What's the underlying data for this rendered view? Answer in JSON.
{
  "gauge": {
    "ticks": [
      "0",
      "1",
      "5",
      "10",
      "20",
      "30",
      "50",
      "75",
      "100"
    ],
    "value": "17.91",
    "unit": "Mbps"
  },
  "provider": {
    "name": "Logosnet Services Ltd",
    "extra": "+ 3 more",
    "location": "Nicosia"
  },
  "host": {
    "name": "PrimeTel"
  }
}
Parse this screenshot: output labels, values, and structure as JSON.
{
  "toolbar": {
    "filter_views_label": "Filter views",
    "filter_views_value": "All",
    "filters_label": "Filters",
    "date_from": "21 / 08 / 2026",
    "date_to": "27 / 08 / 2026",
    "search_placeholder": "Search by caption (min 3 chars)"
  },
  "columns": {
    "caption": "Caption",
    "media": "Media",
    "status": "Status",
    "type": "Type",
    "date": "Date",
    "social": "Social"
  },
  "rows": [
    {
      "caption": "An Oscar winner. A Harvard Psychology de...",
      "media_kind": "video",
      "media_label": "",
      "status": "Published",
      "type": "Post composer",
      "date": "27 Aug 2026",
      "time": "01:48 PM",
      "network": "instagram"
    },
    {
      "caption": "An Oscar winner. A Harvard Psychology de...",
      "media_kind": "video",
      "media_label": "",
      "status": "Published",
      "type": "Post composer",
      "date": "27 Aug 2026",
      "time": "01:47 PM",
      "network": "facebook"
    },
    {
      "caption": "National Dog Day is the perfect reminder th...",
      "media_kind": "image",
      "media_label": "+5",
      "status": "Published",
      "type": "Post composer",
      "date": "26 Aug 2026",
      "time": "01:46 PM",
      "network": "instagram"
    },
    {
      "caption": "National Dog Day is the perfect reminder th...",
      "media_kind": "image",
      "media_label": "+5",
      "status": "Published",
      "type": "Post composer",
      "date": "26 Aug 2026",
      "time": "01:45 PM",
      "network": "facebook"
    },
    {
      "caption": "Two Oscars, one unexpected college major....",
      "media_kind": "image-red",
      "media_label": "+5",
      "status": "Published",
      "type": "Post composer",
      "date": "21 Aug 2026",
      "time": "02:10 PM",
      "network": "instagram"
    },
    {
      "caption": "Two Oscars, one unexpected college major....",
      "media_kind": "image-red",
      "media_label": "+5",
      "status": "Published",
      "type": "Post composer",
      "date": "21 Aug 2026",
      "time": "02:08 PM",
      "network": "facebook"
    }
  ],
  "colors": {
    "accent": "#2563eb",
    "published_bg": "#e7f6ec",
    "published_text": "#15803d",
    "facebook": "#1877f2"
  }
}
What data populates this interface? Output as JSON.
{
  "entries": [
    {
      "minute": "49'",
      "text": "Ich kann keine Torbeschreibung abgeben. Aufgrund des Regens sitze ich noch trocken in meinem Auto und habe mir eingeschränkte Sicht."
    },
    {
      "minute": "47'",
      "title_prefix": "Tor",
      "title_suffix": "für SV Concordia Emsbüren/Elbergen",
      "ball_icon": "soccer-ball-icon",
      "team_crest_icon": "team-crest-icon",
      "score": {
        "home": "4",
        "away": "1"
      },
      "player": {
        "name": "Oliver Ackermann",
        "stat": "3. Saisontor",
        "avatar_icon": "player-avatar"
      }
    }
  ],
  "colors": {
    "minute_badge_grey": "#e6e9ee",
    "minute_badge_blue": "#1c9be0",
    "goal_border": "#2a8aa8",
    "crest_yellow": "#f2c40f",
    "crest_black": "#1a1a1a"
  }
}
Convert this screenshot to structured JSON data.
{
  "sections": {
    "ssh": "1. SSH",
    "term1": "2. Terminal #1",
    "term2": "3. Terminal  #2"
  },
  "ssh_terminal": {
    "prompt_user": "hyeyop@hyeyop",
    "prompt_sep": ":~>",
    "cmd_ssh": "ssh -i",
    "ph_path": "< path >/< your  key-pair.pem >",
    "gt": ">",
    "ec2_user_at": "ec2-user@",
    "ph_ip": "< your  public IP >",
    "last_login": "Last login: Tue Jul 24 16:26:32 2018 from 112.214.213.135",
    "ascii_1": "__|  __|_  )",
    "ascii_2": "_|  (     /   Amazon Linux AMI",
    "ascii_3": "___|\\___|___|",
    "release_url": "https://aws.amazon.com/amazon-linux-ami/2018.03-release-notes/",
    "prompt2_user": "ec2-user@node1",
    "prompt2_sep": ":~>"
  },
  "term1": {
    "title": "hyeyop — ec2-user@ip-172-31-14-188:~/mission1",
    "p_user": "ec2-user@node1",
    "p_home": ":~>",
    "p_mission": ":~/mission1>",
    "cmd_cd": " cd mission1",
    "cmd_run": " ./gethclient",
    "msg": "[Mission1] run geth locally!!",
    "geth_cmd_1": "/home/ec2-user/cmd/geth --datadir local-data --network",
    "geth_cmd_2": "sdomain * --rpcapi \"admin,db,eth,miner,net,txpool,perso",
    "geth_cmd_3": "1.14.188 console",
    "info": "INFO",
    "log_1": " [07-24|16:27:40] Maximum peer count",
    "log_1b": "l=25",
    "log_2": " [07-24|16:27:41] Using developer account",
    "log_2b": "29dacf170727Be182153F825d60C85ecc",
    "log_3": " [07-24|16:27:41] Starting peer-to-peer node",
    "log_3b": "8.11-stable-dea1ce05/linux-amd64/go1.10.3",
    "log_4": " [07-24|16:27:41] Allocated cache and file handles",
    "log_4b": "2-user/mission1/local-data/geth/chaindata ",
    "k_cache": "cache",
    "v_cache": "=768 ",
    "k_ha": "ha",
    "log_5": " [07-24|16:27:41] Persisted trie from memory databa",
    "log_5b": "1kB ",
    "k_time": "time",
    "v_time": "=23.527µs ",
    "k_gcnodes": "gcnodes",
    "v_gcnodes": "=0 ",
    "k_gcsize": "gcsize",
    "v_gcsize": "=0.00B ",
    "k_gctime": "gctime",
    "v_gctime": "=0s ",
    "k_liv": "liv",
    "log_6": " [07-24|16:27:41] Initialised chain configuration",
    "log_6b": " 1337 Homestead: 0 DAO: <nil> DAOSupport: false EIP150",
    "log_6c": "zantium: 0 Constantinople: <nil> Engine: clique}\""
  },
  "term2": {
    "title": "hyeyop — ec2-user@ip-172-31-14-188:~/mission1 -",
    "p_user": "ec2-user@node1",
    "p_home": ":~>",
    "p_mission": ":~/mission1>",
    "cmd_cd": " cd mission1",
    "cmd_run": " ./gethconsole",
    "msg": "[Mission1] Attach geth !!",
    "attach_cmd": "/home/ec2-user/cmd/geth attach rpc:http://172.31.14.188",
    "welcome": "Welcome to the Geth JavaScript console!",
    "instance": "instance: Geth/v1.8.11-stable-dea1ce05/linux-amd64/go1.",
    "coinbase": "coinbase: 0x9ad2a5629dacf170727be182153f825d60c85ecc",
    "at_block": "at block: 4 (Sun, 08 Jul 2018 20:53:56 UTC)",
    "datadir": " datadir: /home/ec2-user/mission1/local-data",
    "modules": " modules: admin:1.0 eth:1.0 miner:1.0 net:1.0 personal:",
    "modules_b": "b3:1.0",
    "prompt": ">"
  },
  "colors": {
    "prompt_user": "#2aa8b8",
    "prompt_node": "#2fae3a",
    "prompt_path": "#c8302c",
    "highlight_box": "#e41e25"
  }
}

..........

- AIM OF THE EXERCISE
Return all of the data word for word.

- OUTPUT OF THE EXERCISE
What's the underlying data for this rendered view? Answer in JSON.
{
  "gauge": {
    "ticks": [
      "0",
      "1",
      "5",
      "10",
      "20",
      "30",
      "50",
      "75",
      "100"
    ],
    "value": "17.91",
    "unit": "Mbps"
  },
  "provider": {
    "name": "Logosnet Services Ltd",
    "extra": "+ 3 more",
    "location": "Nicosia"
  },
  "host": {
    "name": "PrimeTel"
  }
}
Parse this screenshot: output labels, values, and structure as JSON.
{
  "toolbar": {
    "filter_views_label": "Filter views",
    "filter_views_value": "All",
    "filters_label": "Filters",
    "date_from": "21 / 08 / 2026",
    "date_to": "27 / 08 / 2026",
    "search_placeholder": "Search by caption (min 3 chars)"
  },
  "columns": {
    "caption": "Caption",
    "media": "Media",
    "status": "Status",
    "type": "Type",
    "date": "Date",
    "social": "Social"
  },
  "rows": [
    {
      "caption": "An Oscar winner. A Harvard Psychology de...",
      "media_kind": "video",
      "media_label": "",
      "status": "Published",
      "type": "Post composer",
      "date": "27 Aug 2026",
      "time": "01:48 PM",
      "network": "instagram"
    },
    {
      "caption": "An Oscar winner. A Harvard Psychology de...",
      "media_kind": "video",
      "media_label": "",
      "status": "Published",
      "type": "Post composer",
      "date": "27 Aug 2026",
      "time": "01:47 PM",
      "network": "facebook"
    },
    {
      "caption": "National Dog Day is the perfect reminder th...",
      "media_kind": "image",
      "media_label": "+5",
      "status": "Published",
      "type": "Post composer",
      "date": "26 Aug 2026",
      "time": "01:46 PM",
      "network": "instagram"
    },
    {
      "caption": "National Dog Day is the perfect reminder th...",
      "media_kind": "image",
      "media_label": "+5",
      "status": "Published",
      "type": "Post composer",
      "date": "26 Aug 2026",
      "time": "01:45 PM",
      "network": "facebook"
    },
    {
      "caption": "Two Oscars, one unexpected college major....",
      "media_kind": "image-red",
      "media_label": "+5",
      "status": "Published",
      "type": "Post composer",
      "date": "21 Aug 2026",
      "time": "02:10 PM",
      "network": "instagram"
    },
    {
      "caption": "Two Oscars, one unexpected college major....",
      "media_kind": "image-red",
      "media_label": "+5",
      "status": "Published",
      "type": "Post composer",
      "date": "21 Aug 2026",
      "time": "02:08 PM",
      "network": "facebook"
    }
  ],
  "colors": {
    "accent": "#2563eb",
    "published_bg": "#e7f6ec",
    "published_text": "#15803d",
    "facebook": "#1877f2"
  }
}
What data populates this interface? Output as JSON.
{
  "entries": [
    {
      "minute": "49'",
      "text": "Ich kann keine Torbeschreibung abgeben. Aufgrund des Regens sitze ich noch trocken in meinem Auto und habe mir eingeschränkte Sicht."
    },
    {
      "minute": "47'",
      "title_prefix": "Tor",
      "title_suffix": "für SV Concordia Emsbüren/Elbergen",
      "ball_icon": "soccer-ball-icon",
      "team_crest_icon": "team-crest-icon",
      "score": {
        "home": "4",
        "away": "1"
      },
      "player": {
        "name": "Oliver Ackermann",
        "stat": "3. Saisontor",
        "avatar_icon": "player-avatar"
      }
    }
  ],
  "colors": {
    "minute_badge_grey": "#e6e9ee",
    "minute_badge_blue": "#1c9be0",
    "goal_border": "#2a8aa8",
    "crest_yellow": "#f2c40f",
    "crest_black": "#1a1a1a"
  }
}
Convert this screenshot to structured JSON data.
{
  "sections": {
    "ssh": "1. SSH",
    "term1": "2. Terminal #1",
    "term2": "3. Terminal  #2"
  },
  "ssh_terminal": {
    "prompt_user": "hyeyop@hyeyop",
    "prompt_sep": ":~>",
    "cmd_ssh": "ssh -i",
    "ph_path": "< path >/< your  key-pair.pem >",
    "gt": ">",
    "ec2_user_at": "ec2-user@",
    "ph_ip": "< your  public IP >",
    "last_login": "Last login: Tue Jul 24 16:26:32 2018 from 112.214.213.135",
    "ascii_1": "__|  __|_  )",
    "ascii_2": "_|  (     /   Amazon Linux AMI",
    "ascii_3": "___|\\___|___|",
    "release_url": "https://aws.amazon.com/amazon-linux-ami/2018.03-release-notes/",
    "prompt2_user": "ec2-user@node1",
    "prompt2_sep": ":~>"
  },
  "term1": {
    "title": "hyeyop — ec2-user@ip-172-31-14-188:~/mission1",
    "p_user": "ec2-user@node1",
    "p_home": ":~>",
    "p_mission": ":~/mission1>",
    "cmd_cd": " cd mission1",
    "cmd_run": " ./gethclient",
    "msg": "[Mission1] run geth locally!!",
    "geth_cmd_1": "/home/ec2-user/cmd/geth --datadir local-data --network",
    "geth_cmd_2": "sdomain * --rpcapi \"admin,db,eth,miner,net,txpool,perso",
    "geth_cmd_3": "1.14.188 console",
    "info": "INFO",
    "log_1": " [07-24|16:27:40] Maximum peer count",
    "log_1b": "l=25",
    "log_2": " [07-24|16:27:41] Using developer account",
    "log_2b": "29dacf170727Be182153F825d60C85ecc",
    "log_3": " [07-24|16:27:41] Starting peer-to-peer node",
    "log_3b": "8.11-stable-dea1ce05/linux-amd64/go1.10.3",
    "log_4": " [07-24|16:27:41] Allocated cache and file handles",
    "log_4b": "2-user/mission1/local-data/geth/chaindata ",
    "k_cache": "cache",
    "v_cache": "=768 ",
    "k_ha": "ha",
    "log_5": " [07-24|16:27:41] Persisted trie from memory databa",
    "log_5b": "1kB ",
    "k_time": "time",
    "v_time": "=23.527µs ",
    "k_gcnodes": "gcnodes",
    "v_gcnodes": "=0 ",
    "k_gcsize": "gcsize",
    "v_gcsize": "=0.00B ",
    "k_gctime": "gctime",
    "v_gctime": "=0s ",
    "k_liv": "liv",
    "log_6": " [07-24|16:27:41] Initialised chain configuration",
    "log_6b": " 1337 Homestead: 0 DAO: <nil> DAOSupport: false EIP150",
    "log_6c": "zantium: 0 Constantinople: <nil> Engine: clique}\""
  },
  "term2": {
    "title": "hyeyop — ec2-user@ip-172-31-14-188:~/mission1 -",
    "p_user": "ec2-user@node1",
    "p_home": ":~>",
    "p_mission": ":~/mission1>",
    "cmd_cd": " cd mission1",
    "cmd_run": " ./gethconsole",
    "msg": "[Mission1] Attach geth !!",
    "attach_cmd": "/home/ec2-user/cmd/geth attach rpc:http://172.31.14.188",
    "welcome": "Welcome to the Geth JavaScript console!",
    "instance": "instance: Geth/v1.8.11-stable-dea1ce05/linux-amd64/go1.",
    "coinbase": "coinbase: 0x9ad2a5629dacf170727be182153f825d60c85ecc",
    "at_block": "at block: 4 (Sun, 08 Jul 2018 20:53:56 UTC)",
    "datadir": " datadir: /home/ec2-user/mission1/local-data",
    "modules": " modules: admin:1.0 eth:1.0 miner:1.0 net:1.0 personal:",
    "modules_b": "b3:1.0",
    "prompt": ">"
  },
  "colors": {
    "prompt_user": "#2aa8b8",
    "prompt_node": "#2fae3a",
    "prompt_path": "#c8302c",
    "highlight_box": "#e41e25"
  }
}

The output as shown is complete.